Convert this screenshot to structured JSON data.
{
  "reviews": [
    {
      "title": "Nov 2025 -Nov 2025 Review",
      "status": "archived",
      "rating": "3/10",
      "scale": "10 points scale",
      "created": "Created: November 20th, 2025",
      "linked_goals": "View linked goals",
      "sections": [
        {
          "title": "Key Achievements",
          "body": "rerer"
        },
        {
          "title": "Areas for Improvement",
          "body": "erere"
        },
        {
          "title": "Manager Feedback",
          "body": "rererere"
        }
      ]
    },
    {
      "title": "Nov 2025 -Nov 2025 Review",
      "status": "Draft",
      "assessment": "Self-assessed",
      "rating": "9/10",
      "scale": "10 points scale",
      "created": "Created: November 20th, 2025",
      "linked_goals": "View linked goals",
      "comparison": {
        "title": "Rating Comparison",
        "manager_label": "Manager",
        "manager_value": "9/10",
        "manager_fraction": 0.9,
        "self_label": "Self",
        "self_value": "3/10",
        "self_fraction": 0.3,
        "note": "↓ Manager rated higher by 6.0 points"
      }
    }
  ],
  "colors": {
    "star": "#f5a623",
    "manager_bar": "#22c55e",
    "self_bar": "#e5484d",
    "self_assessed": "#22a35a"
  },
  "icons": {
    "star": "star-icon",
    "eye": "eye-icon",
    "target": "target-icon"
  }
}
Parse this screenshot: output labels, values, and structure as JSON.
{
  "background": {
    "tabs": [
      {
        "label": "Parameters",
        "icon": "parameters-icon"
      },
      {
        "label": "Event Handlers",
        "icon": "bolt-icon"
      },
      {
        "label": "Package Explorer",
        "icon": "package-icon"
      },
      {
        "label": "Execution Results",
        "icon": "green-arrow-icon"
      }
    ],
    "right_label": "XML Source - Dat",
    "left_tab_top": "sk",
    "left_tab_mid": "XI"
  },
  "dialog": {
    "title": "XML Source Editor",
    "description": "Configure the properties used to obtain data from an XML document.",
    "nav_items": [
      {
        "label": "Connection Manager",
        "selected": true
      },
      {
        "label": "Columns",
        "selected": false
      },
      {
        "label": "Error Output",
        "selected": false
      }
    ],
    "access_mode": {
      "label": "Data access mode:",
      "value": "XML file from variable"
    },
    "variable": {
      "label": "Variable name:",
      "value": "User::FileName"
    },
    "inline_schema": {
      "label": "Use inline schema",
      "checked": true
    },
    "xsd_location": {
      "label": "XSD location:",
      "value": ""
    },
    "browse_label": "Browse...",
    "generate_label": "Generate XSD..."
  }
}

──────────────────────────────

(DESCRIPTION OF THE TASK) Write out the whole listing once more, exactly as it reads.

(TASK ANSWER)
Convert this screenshot to structured JSON data.
{
  "reviews": [
    {
      "title": "Nov 2025 -Nov 2025 Review",
      "status": "archived",
      "rating": "3/10",
      "scale": "10 points scale",
      "created": "Created: November 20th, 2025",
      "linked_goals": "View linked goals",
      "sections": [
        {
          "title": "Key Achievements",
          "body": "rerer"
        },
        {
          "title": "Areas for Improvement",
          "body": "erere"
        },
        {
          "title": "Manager Feedback",
          "body": "rererere"
        }
      ]
    },
    {
      "title": "Nov 2025 -Nov 2025 Review",
      "status": "Draft",
      "assessment": "Self-assessed",
      "rating": "9/10",
      "scale": "10 points scale",
      "created": "Created: November 20th, 2025",
      "linked_goals": "View linked goals",
      "comparison": {
        "title": "Rating Comparison",
        "manager_label": "Manager",
        "manager_value": "9/10",
        "manager_fraction": 0.9,
        "self_label": "Self",
        "self_value": "3/10",
        "self_fraction": 0.3,
        "note": "↓ Manager rated higher by 6.0 points"
      }
    }
  ],
  "colors": {
    "star": "#f5a623",
    "manager_bar": "#22c55e",
    "self_bar": "#e5484d",
    "self_assessed": "#22a35a"
  },
  "icons": {
    "star": "star-icon",
    "eye": "eye-icon",
    "target": "target-icon"
  }
}
Parse this screenshot: output labels, values, and structure as JSON.
{
  "background": {
    "tabs": [
      {
        "label": "Parameters",
        "icon": "parameters-icon"
      },
      {
        "label": "Event Handlers",
        "icon": "bolt-icon"
      },
      {
        "label": "Package Explorer",
        "icon": "package-icon"
      },
      {
        "label": "Execution Results",
        "icon": "green-arrow-icon"
      }
    ],
    "right_label": "XML Source - Dat",
    "left_tab_top": "sk",
    "left_tab_mid": "XI"
  },
  "dialog": {
    "title": "XML Source Editor",
    "description": "Configure the properties used to obtain data from an XML document.",
    "nav_items": [
      {
        "label": "Connection Manager",
        "selected": true
      },
      {
        "label": "Columns",
        "selected": false
      },
      {
        "label": "Error Output",
        "selected": false
      }
    ],
    "access_mode": {
      "label": "Data access mode:",
      "value": "XML file from variable"
    },
    "variable": {
      "label": "Variable name:",
      "value": "User::FileName"
    },
    "inline_schema": {
      "label": "Use inline schema",
      "checked": true
    },
    "xsd_location": {
      "label": "XSD location:",
      "value": ""
    },
    "browse_label": "Browse...",
    "generate_label": "Generate XSD..."
  }
}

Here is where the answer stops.